West Virginia University Genomics Core Facility

You've got data. We turn it into information

Here is an explaination of of the files and figures I return to you for some standard analyses.

RNA-Seq Output



This file contains information on all the genes or transcripts included in the analysis.

The columns are:
GeneID Gene baseMean log2FoldChange pvalue padj


The gene ID. Usually this will be an Ensembl gene ID, but for odd species it will be whatever annotation I can find.


The gene symbol, a more human friendly indication of what the gene is. If no gene symbol is available, the gene ID will be repeated.


This is a value of the expression of the gene, averaged across all samples.


The log2 fold change of the sample. If the file is labeled AvB_results.txt, then this should be the fold change of A versus B. So a value of 1 means there is twice as much of A as be, a value of -2 means there is four times as much B as A. If the direction of change is of importance to you, you should spot-check a couple of genes to make sure. Use the transformed counts file for this.


The p value for how statistically probable that the treatment and control are the same. Don't use this value, as it is not corrected.


The Benjaminni-Hockburg adjusted p value. This is the value to use.


This is the most important file I give you. It is simply a subset of the results file, but all the genes that have an adjusted p value beter than 0.05.

Kinda significant.txt

This is also a subset of the results file, but here genes were selected as having an ajusted p value better than 0.1, and a fold change (not log2 fold change) of 1.5 or larger. Only use this file if you are desparate.

Transformed counts

For each gene, the transfromed counts for each sample are given. These are counts which have been normalized across samples, and rlog transformed. Useful to check the direction of the fold change, or for plotting in heatmaps.


I create several figures with the analysis. They are mostly for quality control purposes, but can give some insight into how the data is behaving.

Cluster Dendrogram

Distances between samples are calculated using the rlog transformed counts, and then hierarchical clustering is done. The height of the bars is proportional to the distance between the samples.

Heatmap 1

This presents the same information as the cluster dendrogram, that is, the distance between samples. Dark colors mean the samples are similar.

Heatmap 2

To create this heatmap, I pick the 30 most differentially expressed genes, and display the rlog transformed counts for each sample.

MA Plot

Each gene is plotted here, with log2 fold change versus mean expression. Genes with significant (adjusted) p-values are in red. Truthfully, this one doesn't tell me a lot, but some like it. If something is horribly wrong in the data it can sometimes be seen here.
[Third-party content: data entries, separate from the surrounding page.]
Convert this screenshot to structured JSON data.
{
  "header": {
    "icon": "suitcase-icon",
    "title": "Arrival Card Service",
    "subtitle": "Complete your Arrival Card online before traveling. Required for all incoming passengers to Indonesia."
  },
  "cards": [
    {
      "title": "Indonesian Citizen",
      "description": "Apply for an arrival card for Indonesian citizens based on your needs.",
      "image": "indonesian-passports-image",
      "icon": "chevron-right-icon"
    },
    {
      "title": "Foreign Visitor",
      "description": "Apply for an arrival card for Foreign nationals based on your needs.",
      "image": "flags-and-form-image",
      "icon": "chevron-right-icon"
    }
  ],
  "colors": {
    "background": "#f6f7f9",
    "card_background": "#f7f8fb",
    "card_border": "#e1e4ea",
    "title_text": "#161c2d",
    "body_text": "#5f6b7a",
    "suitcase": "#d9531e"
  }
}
Volcano Plot

This one also plots every gene, but here -log10 p-value versus log2 Fold Change. Various levels of significance are colored.


Principal Component Analysis. Hopefully your samples cluster by treatment.

For questions, help, or to offer a beer, get in touch with the bioinformatician, Niel Infante